Why can't methods be defined inside a `let` block?

When one runs the following code, my expectation is that three methods would get defined.

# Default equal function:
preferred_equal_fn(x) = (===)

# Numbers use isequal
let x = isequal
    preferred_equal_fn(::Type{T}) where {T <: Number} = x
end

# So do strings.
begin
    local x = isequal
    preferred_equal_fn(::Type{T}) where {T <: AbstractString} = x
end

However, the let block seems to prevent the definition:

methods(preferred_equal_fn)
# [Out] :=  #2 methods for generic function preferred_equal_fn:
#                preferred_equal_fn(::Type{T}) where T<:AbstractString in Main at In[1]:12: 
#                preferred_equal_fn(x) in Main at In[1]:2

What’s going on here?
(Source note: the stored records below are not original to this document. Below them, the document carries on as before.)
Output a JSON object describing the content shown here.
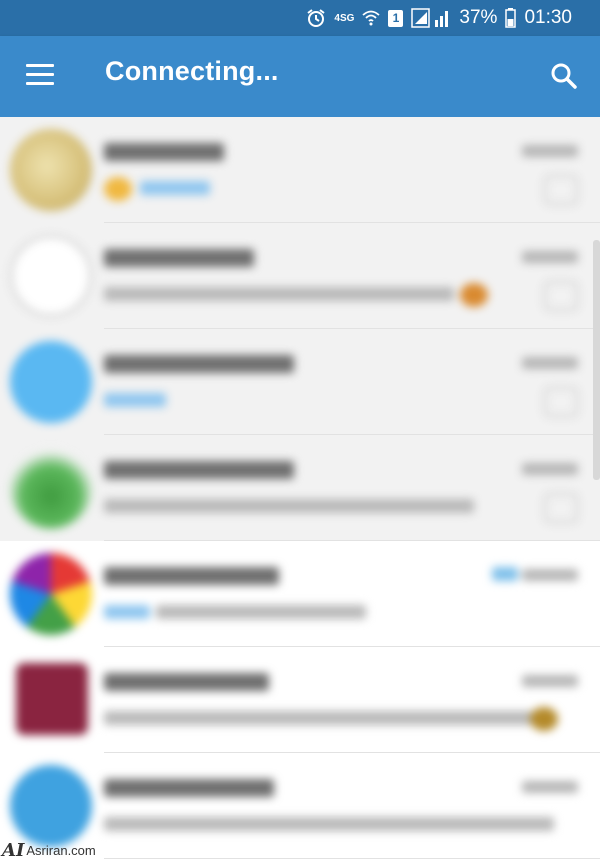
{
  "status_bar": {
    "network_label": "4SG",
    "sim_label": "1",
    "battery_percent": "37%",
    "time": "01:30",
    "icons": [
      "alarm-icon",
      "wifi-icon",
      "sim-icon",
      "signal-icon",
      "battery-icon"
    ]
  },
  "app_bar": {
    "title": "Connecting...",
    "menu_icon": "hamburger-menu-icon",
    "search_icon": "search-icon",
    "color": "#3a8acb",
    "status_color": "#2a6fa8"
  },
  "chats": [
    {
      "avatar_color": "#d8c68a",
      "shaded": true,
      "preview_style": "blue-emoji"
    },
    {
      "avatar_color": "#e9e9e9",
      "shaded": true,
      "preview_style": "gray-emoji"
    },
    {
      "avatar_color": "#5ab8f2",
      "shaded": true,
      "preview_style": "blue"
    },
    {
      "avatar_color": "#4aa84a",
      "shaded": true,
      "preview_style": "gray"
    },
    {
      "avatar_color": "#e25a4a",
      "shaded": false,
      "preview_style": "blue",
      "read_check": true
    },
    {
      "avatar_color": "#8a2440",
      "shaded": false,
      "preview_style": "gray-emoji"
    },
    {
      "avatar_color": "#3fa2e0",
      "shaded": false,
      "preview_style": "gray"
    }
  ],
  "watermark": {
    "logo": "AI",
    "site": "Asriran.com"
  }
}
Is this documented anywhere?

let creates a “hard” scope, see https://docs.julialang.org/en/v1/manual/variables-and-scoping/.

To define a method in a let block, you need to manually use the global keyword:

# Numbers use isequal
let x = isequal
    global preferred_equal_fn(::Type{T}) where {T <: Number} = x
end
7 Likes

Thanks; that the global keyword fixes this seems intuitive. I seem to be a bit confused about the specific terminology, though. The documentation says that that begin blocks do not introduce a new scope, but it seems that they do respect local definitions, which I had taken to indicate a scoping layer.

x = 20
begin
    local x = 10
    println(x)
end
println(x)
# [Out] := 10
# [Out] := 20

Am I correct in thinking that soft and hard scopes actually have an effect on whether keywords like local are implicitly prepended to variable assignments inside them, while begin blocks form a kind of very-soft scope that doesn’t prepend anything?

julia> x = 20
20

julia> begin
        x=20
        println(x)
        end
20

julia> x
20

julia> let x = 10
       print(x)
       end
10
julia> x
20

I hope this helps you to clear the view, basically, your begin + local is the same as a let block with local variables, and if you don’t have local, then you can directly change x inside the begin I think

I think this is more to do with the fact that local in global scope acts a little funny. E.g., you can do:

julia> x = 20
20

julia> local x = 10
10

julia> x
20

julia> (begin
       local x = 10
       end; println(x)); println(x)
10
20

It’s not the begin block that’s introducing the scope, it’s the evaluation of the complete expression itself.

Edit: This is issue #10472.

6 Likes

Interesting…

julia> local x = 10
10

julia> x
ERROR: UndefVarError: x not defined

So, begin + local only allow one to reference that local name.
Cf

julia> let
           local x = 5
           begin
               local x = 10
               println(x)
           end
           println(x)
       end
10
10